• **YOUR OBJECTIVE**
Search the data below, and report every line in which "icon" occurs.

[Records excerpted from a collection]

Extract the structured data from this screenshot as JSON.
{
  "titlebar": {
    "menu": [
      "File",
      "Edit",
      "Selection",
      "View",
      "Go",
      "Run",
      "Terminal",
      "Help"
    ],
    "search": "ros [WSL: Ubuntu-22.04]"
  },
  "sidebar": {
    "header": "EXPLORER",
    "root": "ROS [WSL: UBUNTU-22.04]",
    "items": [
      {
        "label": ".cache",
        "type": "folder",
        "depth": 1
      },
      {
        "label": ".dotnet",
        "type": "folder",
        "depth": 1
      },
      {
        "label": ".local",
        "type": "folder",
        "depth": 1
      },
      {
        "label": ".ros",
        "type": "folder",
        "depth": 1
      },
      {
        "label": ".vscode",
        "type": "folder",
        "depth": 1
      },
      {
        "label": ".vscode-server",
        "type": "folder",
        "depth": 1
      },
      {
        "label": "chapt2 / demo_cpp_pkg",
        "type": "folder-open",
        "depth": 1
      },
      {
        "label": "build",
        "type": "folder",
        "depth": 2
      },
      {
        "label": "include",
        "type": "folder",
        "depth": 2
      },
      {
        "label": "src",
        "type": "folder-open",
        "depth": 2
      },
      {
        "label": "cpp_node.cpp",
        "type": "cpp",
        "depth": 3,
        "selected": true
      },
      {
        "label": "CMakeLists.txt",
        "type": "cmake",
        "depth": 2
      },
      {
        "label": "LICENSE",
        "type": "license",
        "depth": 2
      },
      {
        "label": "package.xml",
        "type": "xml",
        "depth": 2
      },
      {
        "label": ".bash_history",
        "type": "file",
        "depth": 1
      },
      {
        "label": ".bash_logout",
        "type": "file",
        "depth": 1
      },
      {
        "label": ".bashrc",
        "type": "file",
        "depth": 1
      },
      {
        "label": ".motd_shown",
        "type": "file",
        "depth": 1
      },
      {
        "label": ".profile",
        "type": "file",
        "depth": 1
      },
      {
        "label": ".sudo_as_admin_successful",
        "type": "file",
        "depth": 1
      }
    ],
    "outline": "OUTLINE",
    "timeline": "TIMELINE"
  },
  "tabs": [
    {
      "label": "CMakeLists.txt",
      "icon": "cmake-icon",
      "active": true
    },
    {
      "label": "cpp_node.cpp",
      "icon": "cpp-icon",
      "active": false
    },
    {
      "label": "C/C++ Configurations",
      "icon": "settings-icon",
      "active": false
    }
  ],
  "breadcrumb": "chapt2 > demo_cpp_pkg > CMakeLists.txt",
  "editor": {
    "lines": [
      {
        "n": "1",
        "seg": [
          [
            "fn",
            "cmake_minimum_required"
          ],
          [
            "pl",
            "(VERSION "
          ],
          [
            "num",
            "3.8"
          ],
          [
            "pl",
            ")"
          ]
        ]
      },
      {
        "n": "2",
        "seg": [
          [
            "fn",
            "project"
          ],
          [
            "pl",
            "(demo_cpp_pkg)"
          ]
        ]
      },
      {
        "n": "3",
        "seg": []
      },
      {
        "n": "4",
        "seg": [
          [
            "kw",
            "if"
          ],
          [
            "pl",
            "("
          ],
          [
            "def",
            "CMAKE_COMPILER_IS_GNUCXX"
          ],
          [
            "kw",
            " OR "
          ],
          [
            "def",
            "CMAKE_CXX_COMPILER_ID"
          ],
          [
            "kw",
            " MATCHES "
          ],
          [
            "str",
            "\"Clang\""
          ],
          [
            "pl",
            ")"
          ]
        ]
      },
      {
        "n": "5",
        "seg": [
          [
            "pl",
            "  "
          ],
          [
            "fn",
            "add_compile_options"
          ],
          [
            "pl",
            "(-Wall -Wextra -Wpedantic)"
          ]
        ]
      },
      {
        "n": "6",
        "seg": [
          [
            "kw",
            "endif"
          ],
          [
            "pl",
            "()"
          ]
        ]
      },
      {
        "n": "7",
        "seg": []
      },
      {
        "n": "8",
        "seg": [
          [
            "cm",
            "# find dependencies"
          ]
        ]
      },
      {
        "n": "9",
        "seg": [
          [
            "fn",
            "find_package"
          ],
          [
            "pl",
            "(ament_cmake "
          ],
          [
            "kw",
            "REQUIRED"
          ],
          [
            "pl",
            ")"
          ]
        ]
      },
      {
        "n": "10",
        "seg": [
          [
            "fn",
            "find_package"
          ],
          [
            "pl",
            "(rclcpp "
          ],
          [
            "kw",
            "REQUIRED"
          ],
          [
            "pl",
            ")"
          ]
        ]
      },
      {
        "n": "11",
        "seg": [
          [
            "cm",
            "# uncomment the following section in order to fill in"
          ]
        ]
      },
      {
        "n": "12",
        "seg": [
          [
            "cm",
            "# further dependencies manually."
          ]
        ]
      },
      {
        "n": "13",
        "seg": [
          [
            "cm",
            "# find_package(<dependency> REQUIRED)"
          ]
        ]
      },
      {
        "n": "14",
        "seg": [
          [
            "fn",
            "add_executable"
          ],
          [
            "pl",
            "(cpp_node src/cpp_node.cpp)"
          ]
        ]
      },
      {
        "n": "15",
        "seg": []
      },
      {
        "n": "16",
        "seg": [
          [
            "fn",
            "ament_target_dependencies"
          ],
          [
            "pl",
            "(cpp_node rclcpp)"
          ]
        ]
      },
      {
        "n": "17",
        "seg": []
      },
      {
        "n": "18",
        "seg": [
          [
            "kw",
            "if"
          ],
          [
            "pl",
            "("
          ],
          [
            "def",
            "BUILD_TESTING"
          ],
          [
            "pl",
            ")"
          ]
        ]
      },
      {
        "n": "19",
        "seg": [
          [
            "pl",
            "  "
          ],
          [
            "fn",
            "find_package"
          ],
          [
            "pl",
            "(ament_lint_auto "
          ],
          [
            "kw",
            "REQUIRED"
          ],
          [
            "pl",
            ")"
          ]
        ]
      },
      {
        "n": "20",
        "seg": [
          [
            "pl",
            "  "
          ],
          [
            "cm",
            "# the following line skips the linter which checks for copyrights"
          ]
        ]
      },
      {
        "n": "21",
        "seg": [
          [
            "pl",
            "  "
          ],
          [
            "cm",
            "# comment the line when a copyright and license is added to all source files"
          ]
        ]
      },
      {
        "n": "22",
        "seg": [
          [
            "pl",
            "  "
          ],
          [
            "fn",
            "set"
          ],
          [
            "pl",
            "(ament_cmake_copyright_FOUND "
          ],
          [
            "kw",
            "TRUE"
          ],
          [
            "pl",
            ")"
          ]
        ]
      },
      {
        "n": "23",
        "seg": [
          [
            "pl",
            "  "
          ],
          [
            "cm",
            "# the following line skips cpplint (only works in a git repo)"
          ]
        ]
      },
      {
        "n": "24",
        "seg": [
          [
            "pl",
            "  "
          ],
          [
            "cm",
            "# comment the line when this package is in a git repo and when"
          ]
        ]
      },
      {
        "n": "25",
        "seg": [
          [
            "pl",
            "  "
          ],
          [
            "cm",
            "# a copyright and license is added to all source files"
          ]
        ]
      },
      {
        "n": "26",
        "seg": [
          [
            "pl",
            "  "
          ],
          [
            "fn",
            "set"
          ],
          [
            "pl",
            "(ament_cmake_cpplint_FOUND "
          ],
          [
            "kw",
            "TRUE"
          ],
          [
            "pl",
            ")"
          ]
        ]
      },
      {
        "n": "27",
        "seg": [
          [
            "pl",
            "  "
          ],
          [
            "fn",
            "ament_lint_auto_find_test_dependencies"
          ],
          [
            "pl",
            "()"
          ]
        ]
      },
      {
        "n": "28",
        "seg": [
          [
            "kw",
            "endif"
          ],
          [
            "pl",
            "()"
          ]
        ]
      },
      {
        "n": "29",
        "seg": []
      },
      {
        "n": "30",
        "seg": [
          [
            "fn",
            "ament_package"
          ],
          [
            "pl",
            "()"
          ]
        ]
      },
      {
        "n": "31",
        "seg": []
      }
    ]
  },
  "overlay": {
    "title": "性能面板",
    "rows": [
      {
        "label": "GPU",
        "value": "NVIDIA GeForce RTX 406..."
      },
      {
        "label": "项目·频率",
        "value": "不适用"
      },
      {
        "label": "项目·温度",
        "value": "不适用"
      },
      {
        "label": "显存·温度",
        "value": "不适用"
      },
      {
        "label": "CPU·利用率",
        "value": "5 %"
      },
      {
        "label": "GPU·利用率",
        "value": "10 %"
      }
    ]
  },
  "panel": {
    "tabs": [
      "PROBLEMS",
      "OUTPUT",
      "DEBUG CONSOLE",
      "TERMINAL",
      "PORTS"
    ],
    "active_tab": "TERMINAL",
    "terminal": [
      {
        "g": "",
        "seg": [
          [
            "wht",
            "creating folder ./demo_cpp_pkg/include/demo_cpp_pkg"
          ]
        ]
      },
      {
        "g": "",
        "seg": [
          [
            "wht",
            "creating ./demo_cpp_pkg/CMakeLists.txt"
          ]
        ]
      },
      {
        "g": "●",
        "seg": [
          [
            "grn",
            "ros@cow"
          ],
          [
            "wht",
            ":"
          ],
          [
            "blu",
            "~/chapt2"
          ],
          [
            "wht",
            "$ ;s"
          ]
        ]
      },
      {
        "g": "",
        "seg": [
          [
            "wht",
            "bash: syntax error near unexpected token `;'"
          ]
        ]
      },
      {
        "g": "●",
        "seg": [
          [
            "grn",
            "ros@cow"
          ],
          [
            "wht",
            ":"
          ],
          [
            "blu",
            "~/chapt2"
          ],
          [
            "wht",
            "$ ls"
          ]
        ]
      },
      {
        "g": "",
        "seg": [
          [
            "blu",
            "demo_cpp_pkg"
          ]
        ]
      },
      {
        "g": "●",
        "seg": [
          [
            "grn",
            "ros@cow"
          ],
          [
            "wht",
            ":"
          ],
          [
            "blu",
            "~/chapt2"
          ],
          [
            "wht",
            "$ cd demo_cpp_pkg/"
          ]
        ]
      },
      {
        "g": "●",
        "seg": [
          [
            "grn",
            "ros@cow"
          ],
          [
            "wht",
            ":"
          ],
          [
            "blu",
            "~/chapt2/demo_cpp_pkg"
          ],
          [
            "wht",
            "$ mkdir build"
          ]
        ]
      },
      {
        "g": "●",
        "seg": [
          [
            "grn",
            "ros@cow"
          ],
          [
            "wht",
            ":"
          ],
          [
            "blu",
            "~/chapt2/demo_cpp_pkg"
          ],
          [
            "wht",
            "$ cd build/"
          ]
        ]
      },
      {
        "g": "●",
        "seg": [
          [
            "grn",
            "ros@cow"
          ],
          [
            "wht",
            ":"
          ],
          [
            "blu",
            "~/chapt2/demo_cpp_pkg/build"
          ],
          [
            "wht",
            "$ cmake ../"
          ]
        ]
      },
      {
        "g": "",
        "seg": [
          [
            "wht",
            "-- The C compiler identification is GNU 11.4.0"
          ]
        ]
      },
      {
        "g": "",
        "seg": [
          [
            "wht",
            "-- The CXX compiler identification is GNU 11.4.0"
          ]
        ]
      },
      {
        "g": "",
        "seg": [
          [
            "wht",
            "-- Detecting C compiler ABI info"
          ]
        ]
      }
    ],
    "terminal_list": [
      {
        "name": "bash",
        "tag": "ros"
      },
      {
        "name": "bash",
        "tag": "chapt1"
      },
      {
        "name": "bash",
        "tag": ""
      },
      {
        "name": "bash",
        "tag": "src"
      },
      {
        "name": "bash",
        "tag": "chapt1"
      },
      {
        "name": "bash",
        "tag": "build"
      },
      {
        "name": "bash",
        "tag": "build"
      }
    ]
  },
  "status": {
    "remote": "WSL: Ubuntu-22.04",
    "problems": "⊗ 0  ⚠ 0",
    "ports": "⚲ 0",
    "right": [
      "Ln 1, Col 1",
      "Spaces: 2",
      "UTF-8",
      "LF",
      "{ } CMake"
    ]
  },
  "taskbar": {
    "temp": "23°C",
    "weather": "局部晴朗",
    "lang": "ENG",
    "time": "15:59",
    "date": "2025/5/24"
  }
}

• **THE ANSWER**
      "icon": "cmake-icon",
      "icon": "cpp-icon",
      "icon": "settings-icon",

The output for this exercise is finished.